Presentation Abstract 2: The REAL Fathers Initiative was pilot tested between 2013 and 2015 as a father-centered mentoring program to reduce IPV and harsh punishment of children in post conflict Northern Uganda. The evaluation results showed that young fathers exposed to the intervention had greater odds of significantly reducing self-reported intimate partner violence (IPV) at endline, compared to those unexposed. Given the positive short and long term effects, REAL Fathers is now being scaled-up and adapted into two ongoing programs, Youth Initiative for Economic and Sustained Livelihoods for Development (YIELD) in Northern Uganda and Early Child Care and Development (ECCD) centers, in Karamoja. A quasi-experimental, mixed-methods evaluation is being implemented to assess the scale-up adaptation and effectiveness of integrating the mentoring project into the YIELD and ECCD programs, in reducing IPV and use of harsh physical child punishment, and increasing use of modern family planning (FP).
Presentation 2 Other Authors: Kim Ashburn (IRH, Georgetown University), Deb Almond (Save the Children US), Dickens Ojamuge (Save the Children International), Mariana Natyang (Save the Children International), Pauline Kabagenyi (Save the Children International), Lizzy Menstell (IRH), Rebecka Lungdren (IRH)

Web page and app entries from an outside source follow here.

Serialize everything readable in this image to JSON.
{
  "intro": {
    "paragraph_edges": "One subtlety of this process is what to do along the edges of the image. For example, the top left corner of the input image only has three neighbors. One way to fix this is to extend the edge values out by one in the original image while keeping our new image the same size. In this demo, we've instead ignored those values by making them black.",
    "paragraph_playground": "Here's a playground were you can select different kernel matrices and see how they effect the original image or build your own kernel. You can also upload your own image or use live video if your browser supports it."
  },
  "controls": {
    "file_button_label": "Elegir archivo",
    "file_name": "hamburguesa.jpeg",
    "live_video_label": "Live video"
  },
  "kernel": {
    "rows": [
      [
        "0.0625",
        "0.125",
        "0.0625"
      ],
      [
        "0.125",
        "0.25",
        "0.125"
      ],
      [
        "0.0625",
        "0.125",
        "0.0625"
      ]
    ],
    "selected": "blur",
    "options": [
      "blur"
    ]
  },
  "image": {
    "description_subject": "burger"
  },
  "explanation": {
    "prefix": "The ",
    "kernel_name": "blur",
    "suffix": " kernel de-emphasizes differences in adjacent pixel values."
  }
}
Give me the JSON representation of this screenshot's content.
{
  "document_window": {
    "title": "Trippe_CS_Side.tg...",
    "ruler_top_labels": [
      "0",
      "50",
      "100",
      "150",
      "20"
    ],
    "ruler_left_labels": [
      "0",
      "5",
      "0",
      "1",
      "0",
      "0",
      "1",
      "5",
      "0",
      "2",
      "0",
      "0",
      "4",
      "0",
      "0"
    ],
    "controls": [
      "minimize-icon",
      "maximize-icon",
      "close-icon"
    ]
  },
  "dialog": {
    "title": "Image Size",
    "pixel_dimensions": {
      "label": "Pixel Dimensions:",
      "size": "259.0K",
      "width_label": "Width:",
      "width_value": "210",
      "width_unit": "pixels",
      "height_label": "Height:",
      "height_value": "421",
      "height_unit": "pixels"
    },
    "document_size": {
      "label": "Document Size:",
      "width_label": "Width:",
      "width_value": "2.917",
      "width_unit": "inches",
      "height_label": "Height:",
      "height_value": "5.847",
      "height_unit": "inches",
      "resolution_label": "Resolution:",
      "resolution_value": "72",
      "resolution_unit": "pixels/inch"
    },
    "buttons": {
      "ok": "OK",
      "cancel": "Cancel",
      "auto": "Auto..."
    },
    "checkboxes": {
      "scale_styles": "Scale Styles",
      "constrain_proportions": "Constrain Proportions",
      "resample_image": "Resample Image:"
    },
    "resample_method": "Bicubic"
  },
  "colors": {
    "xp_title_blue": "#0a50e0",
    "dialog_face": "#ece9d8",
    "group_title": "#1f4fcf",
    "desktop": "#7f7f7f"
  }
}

Abstract 3 Title: Utilizing a Mixed Methods Design to Evaluate an Early Head Start-Child Care Partnership
Presentation Abstract 3: In an effort to better address the needs of low-income families with young children (0-3 years), in 2013 the Federal Government committed $500 million for the development of Early Head Start-Child Care (EHS-CC) Partnerships across the nation with the goal of expanding high quality early learning and development opportunities for infants and toddlers. The EHS-CC Partnership evaluated herein partnered with 20 child care providers—12 centers and 8 families—and 10 community agencies to provide a comprehensive set of services to children and their families (e.g., health screenings and immunization, housing, parenting). This study utilized an adapted explanatory design to evaluate the first year of implementation of the Partnership, utilizing in-person interviews, focus groups, and online surveys. This paper will present the method developed for integrating the qualitative and quantitative findings along with challenges encountered in the evaluation study and practical solutions.
Presentation 3 Other Authors: Jane Wiechel, Ph.D., Director for Community Programs & Engagement, The Ohio State University (wiechel.5@osu.edu); Sherrie Sutton, M.S.Ed, LPCC, Service Integration Coordinator, The Ohio State University (cunningham.824@osu.edu)
Abstract 4 Title: Assessing the Effects of a Mass Media Program on Climate Change: A Mixed Method Approach Using Qualitative Interviews, Panel Cohort, and Random Assignment
Presentation Abstract 4: Causal attribution of outcomes to mass media programs remains a primary challenge in evaluation research. We present findings from a multi- and mixed-method evaluation design that assesses the effects of the National Geographic program Years of Living Dangerously, broadcast on cable over eight weeks. To model the process of change, a nationally representative panel (N=165) watched all weekly episodes and answered questions each week. Another national sample was randomly assigned to watch either an episode of the program or another, control program (N=313, recruitment ongoing). A third component randomly assigned participants to watch the program or a control video in a laboratory setting (N=371). A qualitative study (N=74) conducted in five US regions provided a rich context for the underlying mechanism linking exposure to the program with key outcomes. This panel presents results from all four components to both document outcomes and describe the mechanism of change.
Presentation 4 Other Authors: Shafer, Madelyn, ; Kaur, Amandeep,; Wagstaff, Laura,; Daniels, Tiffany
Audience Level: None

Session Abstract (150 words):  Mixed Methods Evaluation and Social Issues